Africa: Mobile Phones, Radio Promote Rights, Says Amnesty International
Much needs to be done to secure human rights in Africa, but "the tide is turning" and mobile phones and FM radio have arguably done more than most other conventional methods to pursue this objective, reports Amnesty International in its annual report.
"In many countries in Africa," says Amnesty, "there is now a vibrant civil society, which, although often still repressed, can no longer be ignored by those in power."
The advocacy group's secretary-general, Salil Shetty, says in the report that, across the world, 2010 "may well be remembered as a watershed year when activists and journalists used new technology to speak truth to power... Information is a source of power, and for those challenging the abuse of power by states and other institutions, it is an exciting time."
Shetty also praises what he calls the innovative use of tracking and recording abuses pioneered by the Ushahidi.com website in Kenya. He says the site has opened up a whole new set of possibilities for conflict prevention.
But he also points out that "there is nothing magical or deterministic about the Internet and other communications technologies" and warns that technology itself "neither respects nor undermines human rights... Technology will serve the purposes of those who control it – whether their goal is the promotion of rights or the undermining of rights.
"We must be mindful that in a world of asymmetric power, the ability of governments and other institutional actors to abuse and exploit technology will always be superior to the grass-roots activists, the beleaguered human rights advocate, the intrepid whistleblower and the individual..."
And while recognizing the contribution of WikiLeaks to promoting human rights, Shetty says the morality of revealing secret cables written by American diplomats was not clear-cut.
"The dissemination of documents with apparent insufficient concern regarding the security of those exposed and the controversy surrounding the sexual offences case against Julian Assange [the founder of WikiLeaks] made moral clarity difficult."
He nevertheless says that those who see the behaviour of WikiLeaks as amoral need to be aware that "those who live with the daily abuses of power may understandably celebrate WikiLeaks.

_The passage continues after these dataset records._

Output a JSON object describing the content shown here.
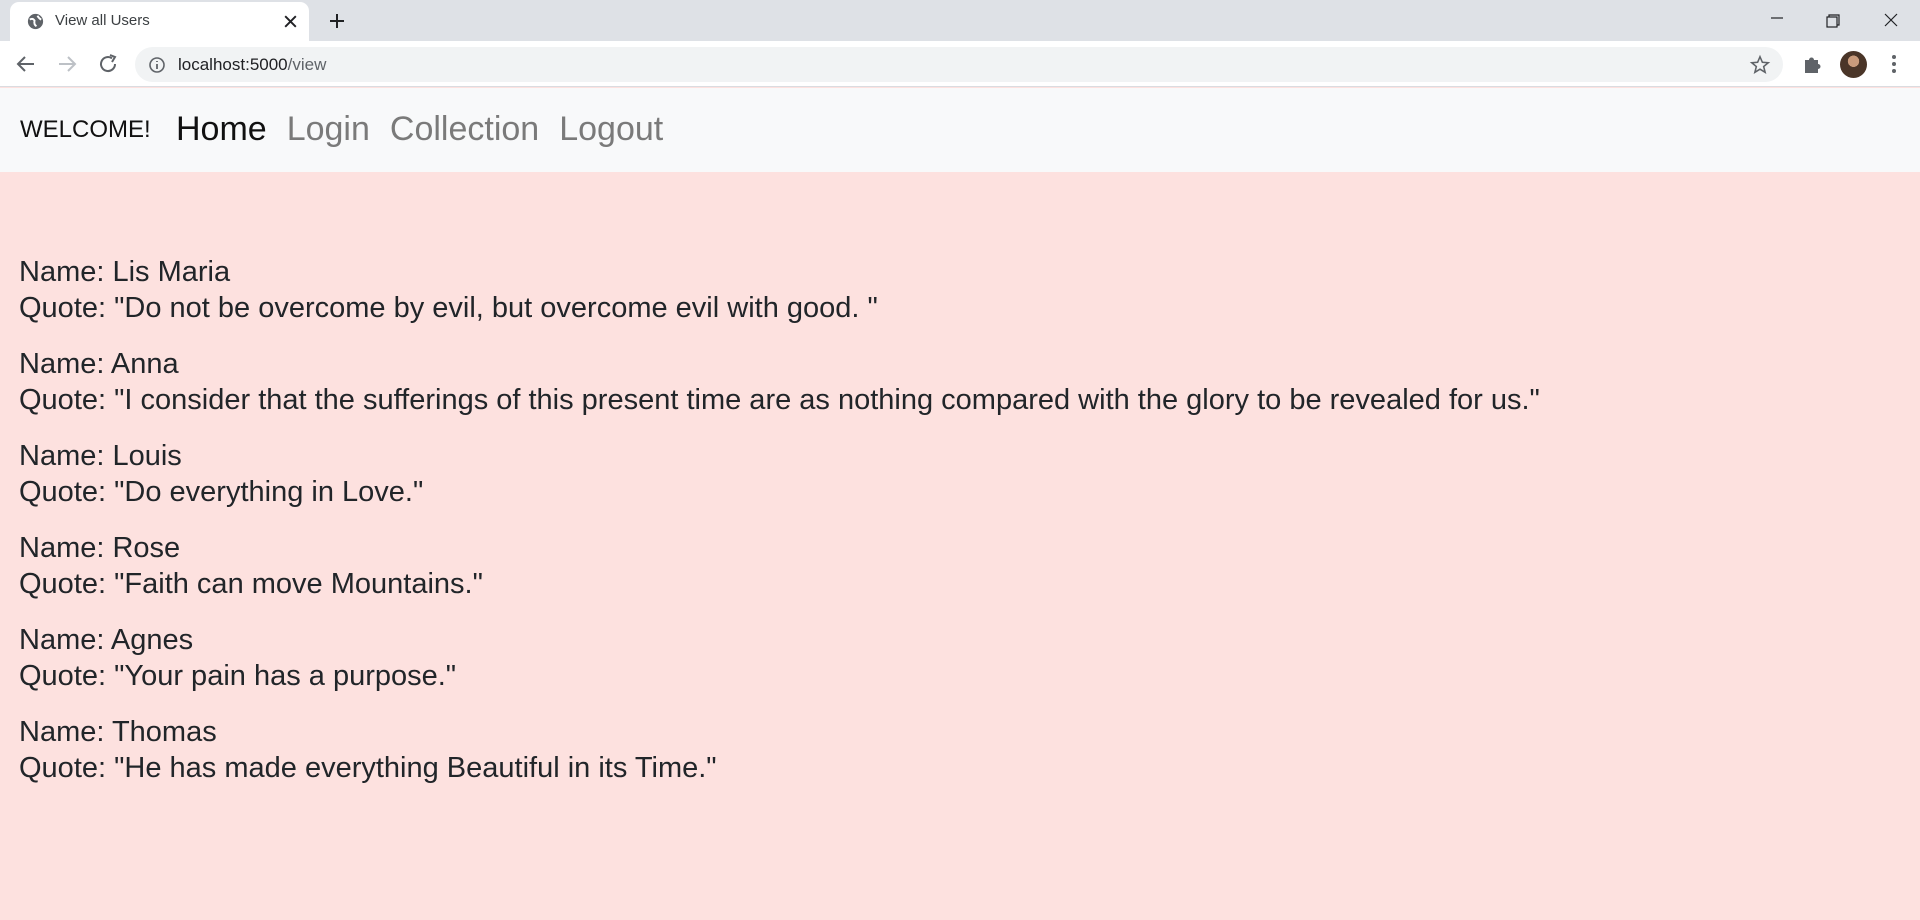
{
  "browser": {
    "tab_title": "View all Users",
    "url_host": "localhost:5000",
    "url_path": "/view"
  },
  "navbar": {
    "brand": "WELCOME!",
    "links": [
      {
        "label": "Home",
        "active": true
      },
      {
        "label": "Login",
        "active": false
      },
      {
        "label": "Collection",
        "active": false
      },
      {
        "label": "Logout",
        "active": false
      }
    ]
  },
  "users": [
    {
      "name": "Name: Lis Maria",
      "quote": "Quote: \"Do not be overcome by evil, but overcome evil with good. \""
    },
    {
      "name": "Name: Anna",
      "quote": "Quote: \"I consider that the sufferings of this present time are as nothing compared with the glory to be revealed for us.\""
    },
    {
      "name": "Name: Louis",
      "quote": "Quote: \"Do everything in Love.\""
    },
    {
      "name": "Name: Rose",
      "quote": "Quote: \"Faith can move Mountains.\""
    },
    {
      "name": "Name: Agnes",
      "quote": "Quote: \"Your pain has a purpose.\""
    },
    {
      "name": "Name: Thomas",
      "quote": "Quote: \"He has made everything Beautiful in its Time.\""
    }
  ],
  "colors": {
    "page_background": "#fde1df",
    "navbar_background": "#f8f9fa",
    "active_link": "#111111",
    "inactive_link": "#7a7a7a"
  },
  "icons": [
    "globe-icon",
    "close-icon",
    "plus-icon",
    "minimize-icon",
    "restore-icon",
    "window-close-icon",
    "back-arrow-icon",
    "forward-arrow-icon",
    "reload-icon",
    "info-icon",
    "star-icon",
    "puzzle-icon",
    "kebab-menu-icon"
  ]
}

Their last hope for accountability is disclosure – however messy, embarrassing and apparently counter-productive it may be."